Copernicus died in 1543 and was buried at the cathedral of Frombork, northern Poland, along with many other priests and lay people whose bodies remained anonymous under the floor of this large Gothic building. Although an epitaph was placed at the church, information on the exact location of his tomb was either not recorded or it was lost.
For two centuries, Polish, French and German researchers tried in vain to identify Copernicus’ grave by excavating in several points of the marble floor of the church. Finally in 2005, Jerzy Gassowski, professor at the Institute of Anthropology and Archaeology of Pultusk, north of Warsaw, discovered what seemed to be the burial place of the astronomer under the marble floor at the foot of one of sixteen altars located next to the towering pillars of the cathedral.
The skull and bones were entrusted to the police laboratory in Warsaw. Forensic experts made a virtual reconstruction of the man's face. The results showed striking similarities with existing portraits of Nicolas Copernicus. However, only DNA evidence could confirm the finding. Rest of tissue was found under teeth of the skull, but it was necessary to find genetic material to compare it with. The difficulty seemed insurmountable, because genealogy research was not successful.
A painstaking search ensued for several years until the precious genetic material required was finally found. Göran Henriksson, astronomer at the University of Uppsala in Sweden, searching in a book “Magnum Romanum Calendarium”
by Johannes Stoeffler, dated 1518, found several hairs inside the book. This is a manual that Copernicus had used during his life in Poland and was taken by the Swedes during the Polish-Swedish wars in the first quarter of the seventeenth century.

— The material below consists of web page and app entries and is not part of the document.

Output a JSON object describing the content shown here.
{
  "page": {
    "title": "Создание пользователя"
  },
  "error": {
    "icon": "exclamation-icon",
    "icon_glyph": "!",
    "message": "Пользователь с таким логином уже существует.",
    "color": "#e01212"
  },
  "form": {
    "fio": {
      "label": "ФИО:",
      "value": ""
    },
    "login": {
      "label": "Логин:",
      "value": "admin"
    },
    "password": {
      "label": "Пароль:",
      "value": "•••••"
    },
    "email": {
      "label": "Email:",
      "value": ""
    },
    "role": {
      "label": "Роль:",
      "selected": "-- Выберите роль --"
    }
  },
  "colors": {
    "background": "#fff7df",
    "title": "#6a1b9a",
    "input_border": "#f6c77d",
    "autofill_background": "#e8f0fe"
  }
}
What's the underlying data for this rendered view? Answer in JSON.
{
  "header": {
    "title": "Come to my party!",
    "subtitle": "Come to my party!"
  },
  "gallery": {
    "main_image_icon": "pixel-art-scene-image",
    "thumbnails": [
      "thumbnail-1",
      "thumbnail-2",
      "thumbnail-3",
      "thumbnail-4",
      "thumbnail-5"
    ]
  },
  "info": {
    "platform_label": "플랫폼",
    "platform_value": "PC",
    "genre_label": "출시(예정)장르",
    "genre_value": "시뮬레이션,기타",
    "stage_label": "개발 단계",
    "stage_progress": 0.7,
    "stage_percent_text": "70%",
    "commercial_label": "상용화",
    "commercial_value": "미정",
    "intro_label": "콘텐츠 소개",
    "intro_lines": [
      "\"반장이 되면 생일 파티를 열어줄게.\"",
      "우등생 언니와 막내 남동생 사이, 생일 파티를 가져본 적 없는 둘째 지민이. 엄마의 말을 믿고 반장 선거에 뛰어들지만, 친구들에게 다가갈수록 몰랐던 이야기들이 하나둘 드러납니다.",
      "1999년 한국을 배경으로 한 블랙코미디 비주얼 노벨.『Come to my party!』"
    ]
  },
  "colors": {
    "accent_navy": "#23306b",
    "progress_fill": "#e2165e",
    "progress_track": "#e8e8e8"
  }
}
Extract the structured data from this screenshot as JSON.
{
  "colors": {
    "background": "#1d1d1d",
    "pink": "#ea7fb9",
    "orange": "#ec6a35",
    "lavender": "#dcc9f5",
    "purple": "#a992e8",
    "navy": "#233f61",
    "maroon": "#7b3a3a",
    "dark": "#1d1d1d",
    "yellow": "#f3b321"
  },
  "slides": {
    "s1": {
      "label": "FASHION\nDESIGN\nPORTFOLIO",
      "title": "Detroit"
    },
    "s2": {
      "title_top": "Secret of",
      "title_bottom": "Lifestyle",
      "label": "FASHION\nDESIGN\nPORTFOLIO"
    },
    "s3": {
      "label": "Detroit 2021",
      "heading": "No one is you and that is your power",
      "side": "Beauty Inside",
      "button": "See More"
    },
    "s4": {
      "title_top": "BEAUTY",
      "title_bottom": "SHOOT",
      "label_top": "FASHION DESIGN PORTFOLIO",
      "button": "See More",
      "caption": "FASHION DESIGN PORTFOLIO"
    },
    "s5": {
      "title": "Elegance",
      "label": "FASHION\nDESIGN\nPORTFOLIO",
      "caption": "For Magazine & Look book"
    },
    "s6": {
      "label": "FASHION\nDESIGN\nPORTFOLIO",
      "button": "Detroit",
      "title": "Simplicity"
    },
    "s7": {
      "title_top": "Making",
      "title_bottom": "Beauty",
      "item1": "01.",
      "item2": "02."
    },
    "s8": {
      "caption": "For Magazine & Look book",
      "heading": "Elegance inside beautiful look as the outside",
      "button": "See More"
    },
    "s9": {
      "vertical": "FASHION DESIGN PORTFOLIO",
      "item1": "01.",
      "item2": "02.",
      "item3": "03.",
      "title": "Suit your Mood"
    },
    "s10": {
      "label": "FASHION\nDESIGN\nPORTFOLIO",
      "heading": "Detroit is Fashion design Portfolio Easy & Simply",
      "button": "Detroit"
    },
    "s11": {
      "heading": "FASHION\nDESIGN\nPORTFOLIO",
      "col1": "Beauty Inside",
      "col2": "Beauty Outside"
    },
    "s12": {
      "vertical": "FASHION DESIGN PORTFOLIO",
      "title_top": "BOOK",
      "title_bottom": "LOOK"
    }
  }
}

The DNA analysis done in laboratories in Sweden and Poland confirmed that two of the hairs matched the genome sequences of the tooth material from the skull found in Frombork.
Once identified, it was decided that the remains of the astronomer should be buried again in the Cathedral after stops at several churches and Gothic castles in the region of Warmia, which the astronomer traveled many times as a canon and ecclesiastical administrator. The remains arrived at Frombork in the middle of last week. Now the great astronomer, mathematician and physician rests under the main altar in a black granite tomb with a three meters high headstone.
Copernicus most famous work caused a major shift in the knowledge of astronomy in the seventeenth-century. At the time, it was widely accepted that Earth was the center of the Universe and everything else rotated around the planet. Following his observations, he wrote a book called De revolutionibus orbium coelestium
(On the Revolution of the Celestial Spheres). The book was not published until shortly before his death because Copernicus was worried about the reception of the book by the Catholic Church. Sure enough, after the book was published and became well known, the work was condemned by the Catholic Church when a decree was issued suspending De revolutionibus
until it could be "corrected," on the grounds that the presumption that the Earth moves and the Sun does not, was "false and altogether opposed to the Holy Scriptures”.
On May 22, a funeral mass was officiated by the Pope's nuncio in Poland, Jozef Kowalczyk, and the archbishop of Lublin, Jozef Zycinski, at a ceremony in which the Catholic Church solemnly acknowledged a scientist who at the time was considered a heretic because of his revolutionary ideas.
For a short video of Copernicus' second funeral mass at Frombork Cathedral click here